You can't fight city hall, but with enough signatures you can try and tell the officials what to do.
Two separate ballot initiative efforts are under way that would give voters the opportunity to formulate city law when they head to the polls this fall.
One ballot initiative would have the city take a look at buying Alaska Electric Light & Power Co., the private electric utility that recently more than quadrupled its residential electric rates after avalanches destroyed part of the transmission line it was responsible for maintaining. The other initiative would put up roadblocks to building a parking garage downtown.
The idea for having the city look into the feasibility of making AEL&P a public utility grew from a "coalescing of frustration, anger and fear of what happened in the wake of the avalanches," said one of the co-sponsors of the initiative, Mike Orford.
He said a ballot initiative would help raise the public's consciousness about how AEL&P is managed and offer a look at potential alternatives that might be better for the city's electric rate payers.

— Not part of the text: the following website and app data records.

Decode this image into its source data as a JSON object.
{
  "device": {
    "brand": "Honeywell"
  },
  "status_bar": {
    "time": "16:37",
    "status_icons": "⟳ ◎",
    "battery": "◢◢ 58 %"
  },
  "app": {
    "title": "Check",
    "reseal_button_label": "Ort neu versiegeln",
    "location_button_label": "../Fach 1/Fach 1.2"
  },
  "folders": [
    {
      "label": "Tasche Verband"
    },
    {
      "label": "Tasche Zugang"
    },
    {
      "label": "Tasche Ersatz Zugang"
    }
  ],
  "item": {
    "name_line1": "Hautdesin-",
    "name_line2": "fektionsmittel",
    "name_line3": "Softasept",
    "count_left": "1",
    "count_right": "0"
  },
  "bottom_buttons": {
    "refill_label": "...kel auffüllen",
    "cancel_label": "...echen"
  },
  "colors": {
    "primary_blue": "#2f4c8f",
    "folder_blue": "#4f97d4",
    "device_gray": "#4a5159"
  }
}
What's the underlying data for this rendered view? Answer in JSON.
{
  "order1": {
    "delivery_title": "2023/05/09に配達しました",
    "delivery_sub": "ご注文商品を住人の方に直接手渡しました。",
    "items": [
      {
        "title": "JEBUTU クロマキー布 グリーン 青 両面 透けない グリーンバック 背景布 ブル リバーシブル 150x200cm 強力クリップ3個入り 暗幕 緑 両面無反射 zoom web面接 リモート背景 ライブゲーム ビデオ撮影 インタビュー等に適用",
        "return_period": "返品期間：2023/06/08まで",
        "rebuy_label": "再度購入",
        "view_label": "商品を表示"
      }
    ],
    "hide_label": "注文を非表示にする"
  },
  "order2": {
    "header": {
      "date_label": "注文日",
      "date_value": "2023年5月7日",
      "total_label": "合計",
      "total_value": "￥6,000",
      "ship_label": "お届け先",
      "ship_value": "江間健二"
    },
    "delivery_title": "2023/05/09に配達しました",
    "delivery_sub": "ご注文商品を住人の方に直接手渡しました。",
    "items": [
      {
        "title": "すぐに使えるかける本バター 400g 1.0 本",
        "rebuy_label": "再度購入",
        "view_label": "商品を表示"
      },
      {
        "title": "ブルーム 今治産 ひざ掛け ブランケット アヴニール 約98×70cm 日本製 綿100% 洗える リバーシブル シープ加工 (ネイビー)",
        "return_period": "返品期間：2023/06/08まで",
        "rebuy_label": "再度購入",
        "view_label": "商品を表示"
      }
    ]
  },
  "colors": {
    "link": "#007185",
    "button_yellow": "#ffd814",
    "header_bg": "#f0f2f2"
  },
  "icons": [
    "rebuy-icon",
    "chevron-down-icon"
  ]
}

AEL&P has no interest in being bought by the city, company spokesman Scott Willis said, adding that its sticker price could be more than $200 million.
"We believe that AEL&P has provided good service to the community of Juneau for 115 years, and we believe we're in the best position to continue to do that," Willis said. He added that the company would be watching the ballot initiative process closely.
The other ballot initiative would require public hearings before building a parking garage downtown on Telephone Hill.
The project strays from the city's long-range waterfront plan, said initiative sponsor Dixie Hood, and it hasn't been properly vetted by the public. The city attorney recently approved the wording of Hood's initiative after rejecting an earlier version.
Hood said she has talked to Juneau residents who know little about the city's parking plans, which she said is not in the best interest of its citizens.
"They express total surprise," Hood said.
Voters approved $7.7 million for a parking garage project during the 2005 city election by passing a temporary sales tax extension, which will fund part of the garage.
Supporters of both initiatives have 30 days after they pick up petition materials from the city to collect the 2,485 signatures needed to get their ideas before voters. The number of signatures needed is a quarter of the total number of votes cast during the last municipal election.
Last year, voters rejected fluoridating the city's water supplies in one of the most expensive ballot initiative fights in the city's history.
Contact reporter Alan Suderman at 523-2268 or e-mail email@example.com.